------ Data shown ------

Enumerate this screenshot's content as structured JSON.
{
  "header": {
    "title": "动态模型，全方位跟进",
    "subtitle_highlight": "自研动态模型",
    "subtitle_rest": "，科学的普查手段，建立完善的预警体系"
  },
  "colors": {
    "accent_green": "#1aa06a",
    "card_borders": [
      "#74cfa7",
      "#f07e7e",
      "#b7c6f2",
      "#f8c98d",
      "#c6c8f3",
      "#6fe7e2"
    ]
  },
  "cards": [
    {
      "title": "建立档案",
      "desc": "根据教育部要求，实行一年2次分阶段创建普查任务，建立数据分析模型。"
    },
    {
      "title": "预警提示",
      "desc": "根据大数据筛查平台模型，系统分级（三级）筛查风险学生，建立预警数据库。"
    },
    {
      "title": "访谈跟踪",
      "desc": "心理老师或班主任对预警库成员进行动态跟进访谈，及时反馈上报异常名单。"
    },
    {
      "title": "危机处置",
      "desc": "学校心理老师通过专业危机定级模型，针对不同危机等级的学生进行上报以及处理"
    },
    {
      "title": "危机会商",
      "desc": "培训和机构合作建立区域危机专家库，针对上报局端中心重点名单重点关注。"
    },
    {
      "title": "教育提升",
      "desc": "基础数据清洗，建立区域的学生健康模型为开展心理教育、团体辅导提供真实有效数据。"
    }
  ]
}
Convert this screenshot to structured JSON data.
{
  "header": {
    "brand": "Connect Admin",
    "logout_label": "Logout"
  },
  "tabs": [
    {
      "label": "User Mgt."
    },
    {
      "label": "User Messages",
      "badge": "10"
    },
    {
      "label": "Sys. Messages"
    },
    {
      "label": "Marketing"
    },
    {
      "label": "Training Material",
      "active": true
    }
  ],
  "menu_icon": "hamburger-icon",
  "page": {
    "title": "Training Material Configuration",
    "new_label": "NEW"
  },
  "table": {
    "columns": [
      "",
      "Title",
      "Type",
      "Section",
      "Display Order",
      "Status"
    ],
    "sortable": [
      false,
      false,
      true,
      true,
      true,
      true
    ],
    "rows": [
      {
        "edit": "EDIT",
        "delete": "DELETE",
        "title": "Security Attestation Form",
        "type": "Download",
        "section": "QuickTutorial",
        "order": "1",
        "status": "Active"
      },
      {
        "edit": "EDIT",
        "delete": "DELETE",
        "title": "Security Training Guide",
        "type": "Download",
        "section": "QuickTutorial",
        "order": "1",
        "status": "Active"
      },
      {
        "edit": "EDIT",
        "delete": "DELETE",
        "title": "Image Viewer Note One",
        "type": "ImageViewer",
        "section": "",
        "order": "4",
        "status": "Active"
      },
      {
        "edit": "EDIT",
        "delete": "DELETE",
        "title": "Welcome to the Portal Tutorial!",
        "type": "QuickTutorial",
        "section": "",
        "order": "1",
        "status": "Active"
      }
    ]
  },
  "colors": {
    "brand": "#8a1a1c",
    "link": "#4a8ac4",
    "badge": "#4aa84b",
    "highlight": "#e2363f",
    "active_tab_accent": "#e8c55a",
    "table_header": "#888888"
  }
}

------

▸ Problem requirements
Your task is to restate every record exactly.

▸ Exercise solution
Enumerate this screenshot's content as structured JSON.
{
  "header": {
    "title": "动态模型，全方位跟进",
    "subtitle_highlight": "自研动态模型",
    "subtitle_rest": "，科学的普查手段，建立完善的预警体系"
  },
  "colors": {
    "accent_green": "#1aa06a",
    "card_borders": [
      "#74cfa7",
      "#f07e7e",
      "#b7c6f2",
      "#f8c98d",
      "#c6c8f3",
      "#6fe7e2"
    ]
  },
  "cards": [
    {
      "title": "建立档案",
      "desc": "根据教育部要求，实行一年2次分阶段创建普查任务，建立数据分析模型。"
    },
    {
      "title": "预警提示",
      "desc": "根据大数据筛查平台模型，系统分级（三级）筛查风险学生，建立预警数据库。"
    },
    {
      "title": "访谈跟踪",
      "desc": "心理老师或班主任对预警库成员进行动态跟进访谈，及时反馈上报异常名单。"
    },
    {
      "title": "危机处置",
      "desc": "学校心理老师通过专业危机定级模型，针对不同危机等级的学生进行上报以及处理"
    },
    {
      "title": "危机会商",
      "desc": "培训和机构合作建立区域危机专家库，针对上报局端中心重点名单重点关注。"
    },
    {
      "title": "教育提升",
      "desc": "基础数据清洗，建立区域的学生健康模型为开展心理教育、团体辅导提供真实有效数据。"
    }
  ]
}
Convert this screenshot to structured JSON data.
{
  "header": {
    "brand": "Connect Admin",
    "logout_label": "Logout"
  },
  "tabs": [
    {
      "label": "User Mgt."
    },
    {
      "label": "User Messages",
      "badge": "10"
    },
    {
      "label": "Sys. Messages"
    },
    {
      "label": "Marketing"
    },
    {
      "label": "Training Material",
      "active": true
    }
  ],
  "menu_icon": "hamburger-icon",
  "page": {
    "title": "Training Material Configuration",
    "new_label": "NEW"
  },
  "table": {
    "columns": [
      "",
      "Title",
      "Type",
      "Section",
      "Display Order",
      "Status"
    ],
    "sortable": [
      false,
      false,
      true,
      true,
      true,
      true
    ],
    "rows": [
      {
        "edit": "EDIT",
        "delete": "DELETE",
        "title": "Security Attestation Form",
        "type": "Download",
        "section": "QuickTutorial",
        "order": "1",
        "status": "Active"
      },
      {
        "edit": "EDIT",
        "delete": "DELETE",
        "title": "Security Training Guide",
        "type": "Download",
        "section": "QuickTutorial",
        "order": "1",
        "status": "Active"
      },
      {
        "edit": "EDIT",
        "delete": "DELETE",
        "title": "Image Viewer Note One",
        "type": "ImageViewer",
        "section": "",
        "order": "4",
        "status": "Active"
      },
      {
        "edit": "EDIT",
        "delete": "DELETE",
        "title": "Welcome to the Portal Tutorial!",
        "type": "QuickTutorial",
        "section": "",
        "order": "1",
        "status": "Active"
      }
    ]
  },
  "colors": {
    "brand": "#8a1a1c",
    "link": "#4a8ac4",
    "badge": "#4aa84b",
    "highlight": "#e2363f",
    "active_tab_accent": "#e8c55a",
    "table_header": "#888888"
  }
}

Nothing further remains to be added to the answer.